The number of girls signing up to study engineering at NZ universities has doubled in the last decade, and numbers are continuing to rise.
In the last nine years, the number of ladies in engineering lectures at the University of Auckland has climbed from 470 to over 900 in 2017. At the University of Canterbury, female engineering enrolments have similarly almost doubled in the last 10 years to more than 210 today.
Both institutions have dedicated programmes encouraging girls into the field, however much of the rise in numbers comes from the widening of how engineering is applied and the impact on society the dicipline can have.
Engineering has moved well beyond buildings and bridges, and today you can find engineers doing amazing things in healthcare to rocketry and even the environment, and just about everything inbetween.
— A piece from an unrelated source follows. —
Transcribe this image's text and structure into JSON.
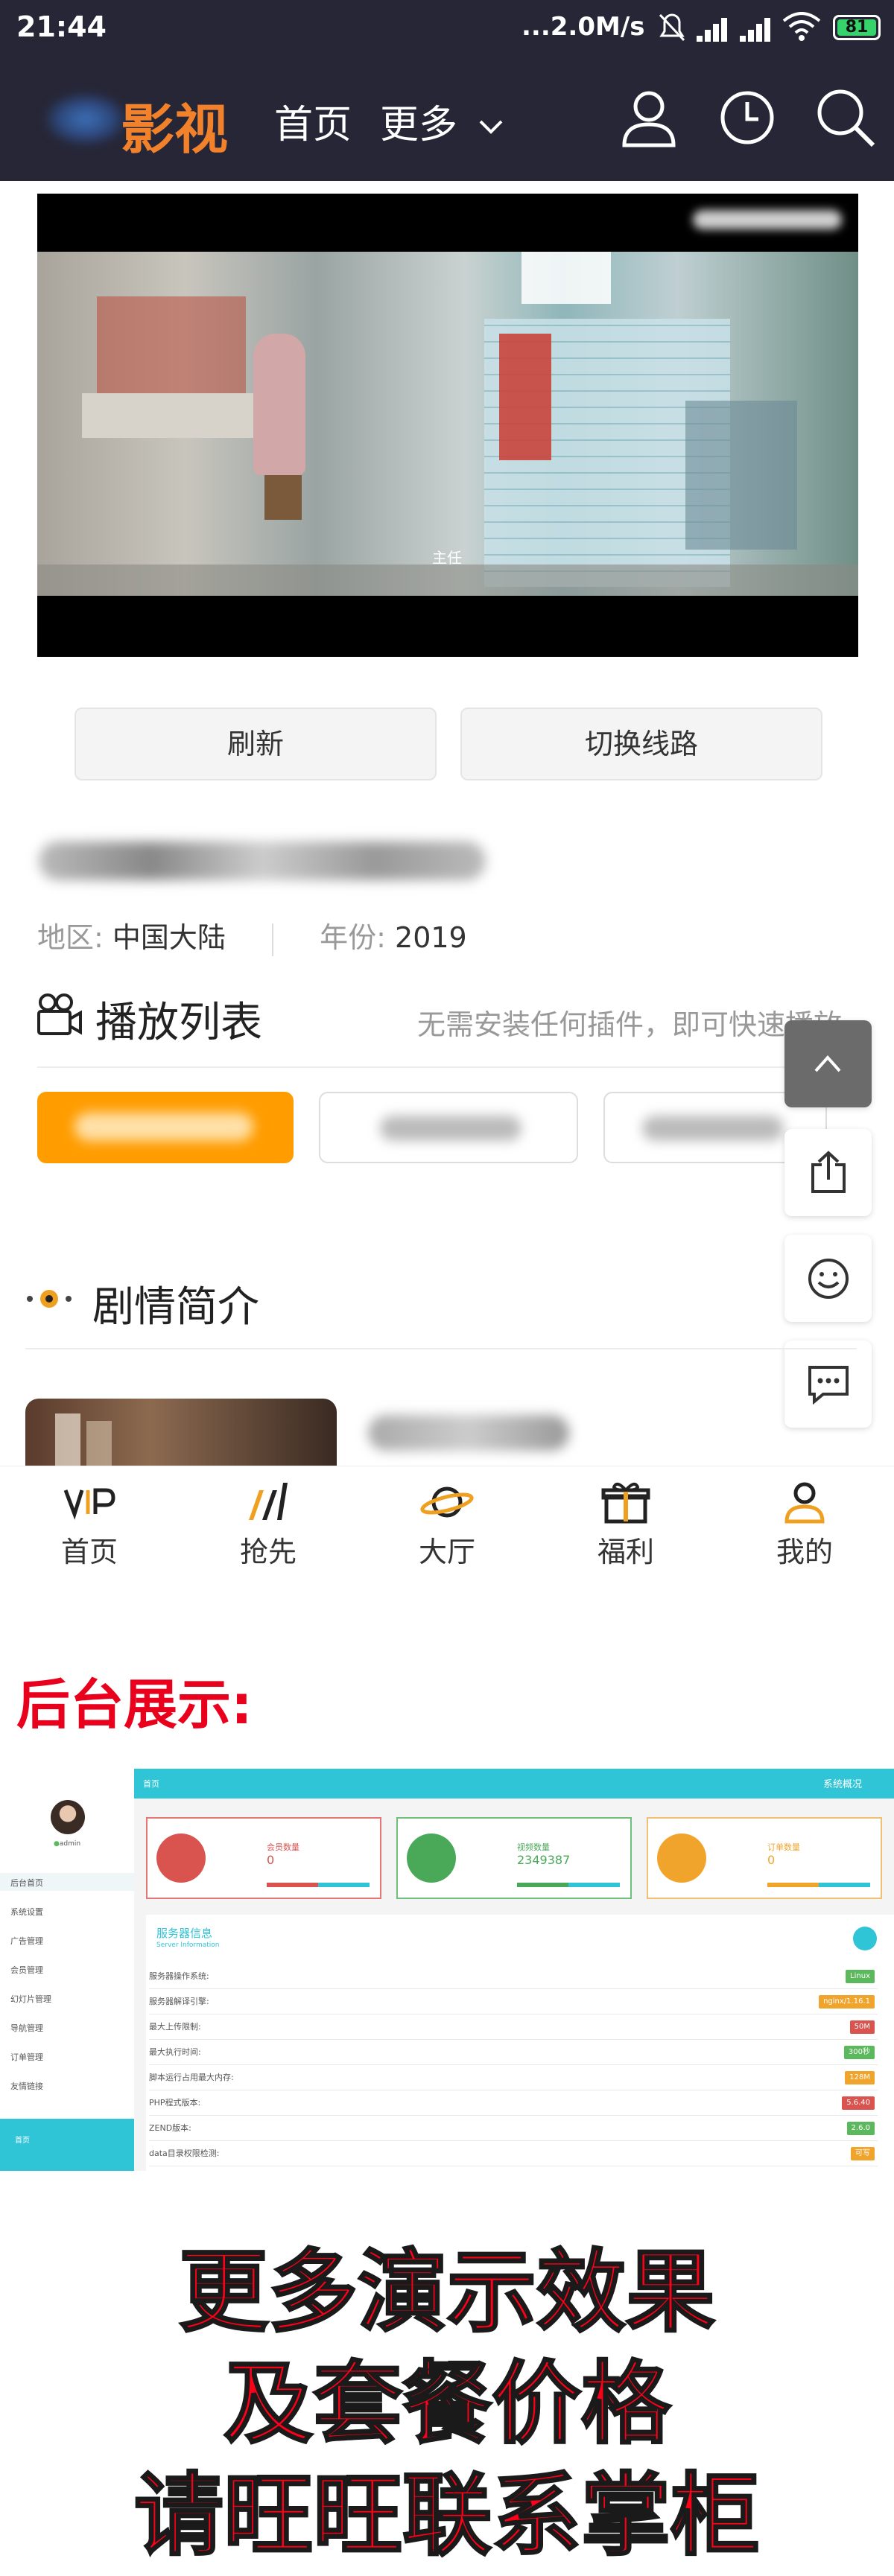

Today girls can see really clear pathways based on engineering, and on being able to see how their study and work can make a difference.
Role models helping lead the way
As well as the growth of the applications of engineering (and all STEM subjects really), role models have played a significant part in helping grow the numbers of girls studying engineering.
There would be few better at showing the fun and practical sides of engineering than Dr Michelle Dickinson from Auckland University (pictured). A great science communicator, Michelle tours the country, visits schools, blogs and fronts tons of media while at the same time showing science can be smart, can solve problems, can be incredibly helpful to others and can even be fun.
Lots of room for change still
All the way back to primary school there are efforts underway to make what was a male dominated area like engineering more attractive to girls. Growing numbers of coding, robotics and science programmes being set up for girls are helping steer more females not just into studying engineering but also into roles in engineering linked trades.
Girls have plenty of room to grow their numbers in engineering before guys need be worried. Today just 1 in every 14 of the country’s Chartered Professional Engineers is female, and in fact just 13% of the country’s engineers are women. Watch these numbers change.
Heaps of room for girls in the IT sector (but maybe not as software engineers)